2011.09.28 Secrecy and Transparency

I think that too much secrecy and too much transparency are both unhealthy extremes in human systems, individual, family, organizational.

Both secrecy and transparency as strict policies preclude the obvious middle way—MODESTY.

SECRECY is not the same as confidentiality because it is often fueled by fear more than it is by respect.

TRANSPARENCY is not the same as freedom of speech or right to know because it too is often fueled by fear rather than respect.

I know systems get trapped in extremes of behavior and then try to change but too often change happens quickly and reactively not allowing proper time to discern and discriminate about right choices in different situations. So we set policies!

Parish search committees in the Episcopal Church, for example, are rife with secrecy mandates. Such policies when rigid become paranoid.

I remember visiting a parish for an interview, asking about bathroom privileges (my sarcasm) and being whisked in and out quickly with the comment. “Someone might see you.” I’ve never relieved myself so fast in my life.

Rigorous secrecy is injurious to clergy interviewees who are sequestered and only meet a committee and perhaps a vestry before they appear on their first Sunday.

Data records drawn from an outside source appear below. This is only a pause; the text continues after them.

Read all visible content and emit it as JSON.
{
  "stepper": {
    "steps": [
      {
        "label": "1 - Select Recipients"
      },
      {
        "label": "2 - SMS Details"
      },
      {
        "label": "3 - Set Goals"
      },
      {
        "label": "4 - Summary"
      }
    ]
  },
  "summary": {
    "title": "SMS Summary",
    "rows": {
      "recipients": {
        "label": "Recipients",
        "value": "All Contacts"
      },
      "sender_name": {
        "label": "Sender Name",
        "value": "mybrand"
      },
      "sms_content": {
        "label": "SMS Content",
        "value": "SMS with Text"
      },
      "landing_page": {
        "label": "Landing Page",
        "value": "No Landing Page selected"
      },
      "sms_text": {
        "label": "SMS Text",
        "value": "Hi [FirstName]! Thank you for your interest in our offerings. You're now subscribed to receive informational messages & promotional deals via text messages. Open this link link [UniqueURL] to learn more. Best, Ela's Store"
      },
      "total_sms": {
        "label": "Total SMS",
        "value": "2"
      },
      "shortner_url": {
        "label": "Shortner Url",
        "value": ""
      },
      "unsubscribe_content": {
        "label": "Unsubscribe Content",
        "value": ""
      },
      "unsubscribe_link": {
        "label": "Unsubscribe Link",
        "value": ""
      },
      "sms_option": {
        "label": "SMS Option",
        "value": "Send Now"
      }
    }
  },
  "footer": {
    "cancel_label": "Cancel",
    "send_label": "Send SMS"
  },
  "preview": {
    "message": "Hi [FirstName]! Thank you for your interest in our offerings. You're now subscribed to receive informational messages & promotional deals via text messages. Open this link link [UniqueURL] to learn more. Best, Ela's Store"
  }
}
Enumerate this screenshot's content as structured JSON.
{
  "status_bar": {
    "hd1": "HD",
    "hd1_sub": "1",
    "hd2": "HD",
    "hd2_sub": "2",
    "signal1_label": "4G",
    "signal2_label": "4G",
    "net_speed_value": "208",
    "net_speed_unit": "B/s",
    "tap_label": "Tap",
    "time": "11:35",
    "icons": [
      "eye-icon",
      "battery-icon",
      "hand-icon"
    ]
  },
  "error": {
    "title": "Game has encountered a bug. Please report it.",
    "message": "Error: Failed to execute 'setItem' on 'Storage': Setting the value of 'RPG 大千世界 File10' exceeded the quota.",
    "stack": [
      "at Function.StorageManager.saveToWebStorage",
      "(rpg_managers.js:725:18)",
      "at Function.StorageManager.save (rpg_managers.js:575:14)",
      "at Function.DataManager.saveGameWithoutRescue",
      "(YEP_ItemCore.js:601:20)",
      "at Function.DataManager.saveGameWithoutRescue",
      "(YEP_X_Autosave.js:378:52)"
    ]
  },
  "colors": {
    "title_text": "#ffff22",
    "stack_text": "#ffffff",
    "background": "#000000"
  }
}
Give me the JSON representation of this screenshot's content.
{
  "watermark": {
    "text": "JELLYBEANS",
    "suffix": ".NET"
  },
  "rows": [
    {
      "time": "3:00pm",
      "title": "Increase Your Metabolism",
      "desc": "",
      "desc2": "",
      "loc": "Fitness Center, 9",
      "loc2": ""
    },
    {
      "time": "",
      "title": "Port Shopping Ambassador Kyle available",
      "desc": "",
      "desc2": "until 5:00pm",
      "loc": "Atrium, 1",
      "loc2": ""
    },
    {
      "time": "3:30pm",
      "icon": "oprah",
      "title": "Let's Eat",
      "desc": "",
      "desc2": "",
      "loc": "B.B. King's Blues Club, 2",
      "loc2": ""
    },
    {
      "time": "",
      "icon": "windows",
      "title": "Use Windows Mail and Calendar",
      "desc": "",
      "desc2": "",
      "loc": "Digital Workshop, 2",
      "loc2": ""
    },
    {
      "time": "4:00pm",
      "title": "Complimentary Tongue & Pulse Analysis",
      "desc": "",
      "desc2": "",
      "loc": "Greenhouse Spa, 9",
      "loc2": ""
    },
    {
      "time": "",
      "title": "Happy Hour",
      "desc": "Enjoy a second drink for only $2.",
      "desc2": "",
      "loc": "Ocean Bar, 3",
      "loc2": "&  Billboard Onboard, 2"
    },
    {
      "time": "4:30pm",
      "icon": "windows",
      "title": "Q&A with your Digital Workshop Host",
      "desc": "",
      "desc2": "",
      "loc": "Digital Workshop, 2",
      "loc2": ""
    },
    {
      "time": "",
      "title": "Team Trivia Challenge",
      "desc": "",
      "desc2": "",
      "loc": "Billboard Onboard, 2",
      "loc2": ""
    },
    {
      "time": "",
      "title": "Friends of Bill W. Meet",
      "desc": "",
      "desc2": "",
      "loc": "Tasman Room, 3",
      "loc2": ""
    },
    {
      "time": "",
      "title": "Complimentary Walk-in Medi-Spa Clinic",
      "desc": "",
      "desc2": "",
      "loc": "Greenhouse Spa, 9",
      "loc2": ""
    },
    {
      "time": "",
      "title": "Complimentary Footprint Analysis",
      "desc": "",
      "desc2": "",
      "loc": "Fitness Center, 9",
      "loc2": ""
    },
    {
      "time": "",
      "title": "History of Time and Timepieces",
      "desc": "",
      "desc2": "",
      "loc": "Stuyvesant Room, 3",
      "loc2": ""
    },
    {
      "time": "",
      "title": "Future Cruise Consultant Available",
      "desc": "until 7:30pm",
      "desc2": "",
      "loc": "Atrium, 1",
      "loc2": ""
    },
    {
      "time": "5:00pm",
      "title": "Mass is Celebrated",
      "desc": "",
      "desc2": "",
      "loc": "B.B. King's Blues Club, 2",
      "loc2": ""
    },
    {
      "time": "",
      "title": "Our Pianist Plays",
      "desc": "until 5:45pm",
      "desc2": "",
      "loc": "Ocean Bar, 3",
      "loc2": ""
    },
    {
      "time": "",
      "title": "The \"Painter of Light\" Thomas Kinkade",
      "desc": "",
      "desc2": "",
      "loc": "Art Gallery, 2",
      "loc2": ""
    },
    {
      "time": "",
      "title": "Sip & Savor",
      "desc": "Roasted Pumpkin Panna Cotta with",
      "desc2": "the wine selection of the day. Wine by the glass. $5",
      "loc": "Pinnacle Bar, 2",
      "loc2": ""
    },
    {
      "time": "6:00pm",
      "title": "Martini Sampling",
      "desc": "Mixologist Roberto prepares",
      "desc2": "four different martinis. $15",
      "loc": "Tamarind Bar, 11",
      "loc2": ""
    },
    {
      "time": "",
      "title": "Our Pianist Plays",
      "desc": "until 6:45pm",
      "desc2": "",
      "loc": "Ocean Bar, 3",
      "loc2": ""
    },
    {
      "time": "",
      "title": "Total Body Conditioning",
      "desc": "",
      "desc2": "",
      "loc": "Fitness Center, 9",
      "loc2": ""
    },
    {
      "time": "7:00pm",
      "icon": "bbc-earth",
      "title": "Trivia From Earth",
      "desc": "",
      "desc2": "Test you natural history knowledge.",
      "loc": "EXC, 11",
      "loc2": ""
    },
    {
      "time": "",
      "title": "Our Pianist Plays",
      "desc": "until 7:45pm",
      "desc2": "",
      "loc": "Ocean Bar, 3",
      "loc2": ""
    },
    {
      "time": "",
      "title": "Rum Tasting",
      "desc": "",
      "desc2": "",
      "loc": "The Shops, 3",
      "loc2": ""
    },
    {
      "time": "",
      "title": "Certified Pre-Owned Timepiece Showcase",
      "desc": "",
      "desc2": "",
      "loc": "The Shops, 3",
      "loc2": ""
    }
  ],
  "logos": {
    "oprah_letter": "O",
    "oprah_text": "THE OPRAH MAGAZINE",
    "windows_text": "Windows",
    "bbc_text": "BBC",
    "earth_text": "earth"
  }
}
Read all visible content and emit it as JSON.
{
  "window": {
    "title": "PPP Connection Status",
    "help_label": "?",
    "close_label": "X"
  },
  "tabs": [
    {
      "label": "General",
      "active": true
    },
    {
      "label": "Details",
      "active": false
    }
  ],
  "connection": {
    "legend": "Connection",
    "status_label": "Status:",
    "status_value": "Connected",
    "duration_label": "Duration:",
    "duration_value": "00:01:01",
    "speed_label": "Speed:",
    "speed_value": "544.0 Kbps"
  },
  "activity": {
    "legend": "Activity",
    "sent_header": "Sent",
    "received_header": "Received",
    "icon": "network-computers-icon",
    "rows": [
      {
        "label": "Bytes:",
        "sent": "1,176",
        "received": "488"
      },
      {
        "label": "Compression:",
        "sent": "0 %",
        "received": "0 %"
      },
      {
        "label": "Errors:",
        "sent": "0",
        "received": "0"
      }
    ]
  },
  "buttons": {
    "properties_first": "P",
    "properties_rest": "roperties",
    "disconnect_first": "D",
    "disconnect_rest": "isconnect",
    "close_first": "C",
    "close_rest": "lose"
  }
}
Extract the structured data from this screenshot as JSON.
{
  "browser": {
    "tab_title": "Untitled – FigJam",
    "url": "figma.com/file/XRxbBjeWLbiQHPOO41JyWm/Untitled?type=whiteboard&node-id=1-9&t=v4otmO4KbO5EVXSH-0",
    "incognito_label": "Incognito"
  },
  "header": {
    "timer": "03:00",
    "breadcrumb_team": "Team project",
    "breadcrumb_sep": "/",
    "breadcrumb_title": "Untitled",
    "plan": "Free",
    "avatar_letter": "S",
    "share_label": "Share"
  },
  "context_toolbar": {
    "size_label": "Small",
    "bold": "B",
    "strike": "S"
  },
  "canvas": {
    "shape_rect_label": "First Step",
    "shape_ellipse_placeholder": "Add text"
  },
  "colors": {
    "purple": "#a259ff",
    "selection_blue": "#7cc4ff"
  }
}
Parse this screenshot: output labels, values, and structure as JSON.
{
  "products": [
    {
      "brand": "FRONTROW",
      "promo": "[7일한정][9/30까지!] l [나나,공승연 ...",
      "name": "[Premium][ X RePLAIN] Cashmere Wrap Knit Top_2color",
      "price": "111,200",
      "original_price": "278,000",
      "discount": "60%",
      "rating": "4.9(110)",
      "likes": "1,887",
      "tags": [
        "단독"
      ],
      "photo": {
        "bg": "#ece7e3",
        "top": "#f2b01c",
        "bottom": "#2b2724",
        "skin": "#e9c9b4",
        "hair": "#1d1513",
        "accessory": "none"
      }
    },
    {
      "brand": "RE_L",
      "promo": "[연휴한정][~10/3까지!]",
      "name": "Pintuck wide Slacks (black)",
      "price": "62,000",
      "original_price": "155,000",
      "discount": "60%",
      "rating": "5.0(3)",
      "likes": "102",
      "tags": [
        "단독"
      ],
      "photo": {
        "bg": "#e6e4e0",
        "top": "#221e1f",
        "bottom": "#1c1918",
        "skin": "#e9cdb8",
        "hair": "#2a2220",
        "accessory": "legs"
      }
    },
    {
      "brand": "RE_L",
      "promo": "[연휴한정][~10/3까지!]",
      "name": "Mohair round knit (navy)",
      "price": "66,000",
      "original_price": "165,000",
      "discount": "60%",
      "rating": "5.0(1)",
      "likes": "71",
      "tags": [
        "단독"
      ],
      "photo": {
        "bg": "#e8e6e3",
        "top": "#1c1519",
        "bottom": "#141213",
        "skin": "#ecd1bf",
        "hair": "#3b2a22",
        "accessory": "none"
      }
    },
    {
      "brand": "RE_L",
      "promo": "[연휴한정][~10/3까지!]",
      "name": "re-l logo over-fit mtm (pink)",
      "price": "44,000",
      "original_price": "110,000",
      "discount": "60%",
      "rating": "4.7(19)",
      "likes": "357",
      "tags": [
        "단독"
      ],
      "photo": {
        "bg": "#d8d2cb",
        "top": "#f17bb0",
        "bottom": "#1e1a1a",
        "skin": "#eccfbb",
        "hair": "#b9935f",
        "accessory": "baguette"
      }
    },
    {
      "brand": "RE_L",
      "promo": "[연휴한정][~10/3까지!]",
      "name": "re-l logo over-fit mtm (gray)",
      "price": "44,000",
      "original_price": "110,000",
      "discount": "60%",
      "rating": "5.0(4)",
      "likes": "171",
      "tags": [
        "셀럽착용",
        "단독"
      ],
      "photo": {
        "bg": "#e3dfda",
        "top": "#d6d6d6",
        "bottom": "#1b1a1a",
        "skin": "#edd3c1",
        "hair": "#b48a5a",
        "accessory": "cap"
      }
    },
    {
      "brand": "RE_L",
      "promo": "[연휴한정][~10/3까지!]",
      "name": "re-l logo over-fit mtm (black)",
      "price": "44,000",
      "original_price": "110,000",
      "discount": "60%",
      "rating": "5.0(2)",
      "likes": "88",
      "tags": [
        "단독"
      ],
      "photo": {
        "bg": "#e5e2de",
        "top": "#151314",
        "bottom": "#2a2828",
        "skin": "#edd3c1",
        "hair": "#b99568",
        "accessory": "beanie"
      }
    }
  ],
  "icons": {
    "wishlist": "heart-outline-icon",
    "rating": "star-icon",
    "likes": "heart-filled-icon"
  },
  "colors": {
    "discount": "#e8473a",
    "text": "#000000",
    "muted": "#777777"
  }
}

Behold! Clergy never get a chance to experience a community at worship and the community never gets a chance to hear a sermon or see a priest celebrate.

It is also unfair to congregations who have no opportunity to ask questions or shake a hand or listen to a voice. They have a vote but no voice.

Transparency in the extreme however is also not a good idea because political gossip and lobbying easily hobble the discernment of the search committee and may prejudice a candidate.

The process is really quite sinful when it’s too blind. It disallows participation even at a modest level of both parties in what in the Church is still called, for better or worse, a “marriage” between a priest and her/his congregation.

A modest appreciation of the needs of both parties in filling such a key position as rector is possible. Other traditions hold open meetings, including mutual opportunity for respectful questioning between parishioners and each finalist. And some invite each finalist to preach and, yes, go to coffee hour for schmooze time. Imagine!

The modesty approach is worth looking at in the Episcopal Church because there is much boo-hoo talk about what we call “failed searches.” WHAT ARE WE AFRAID OF?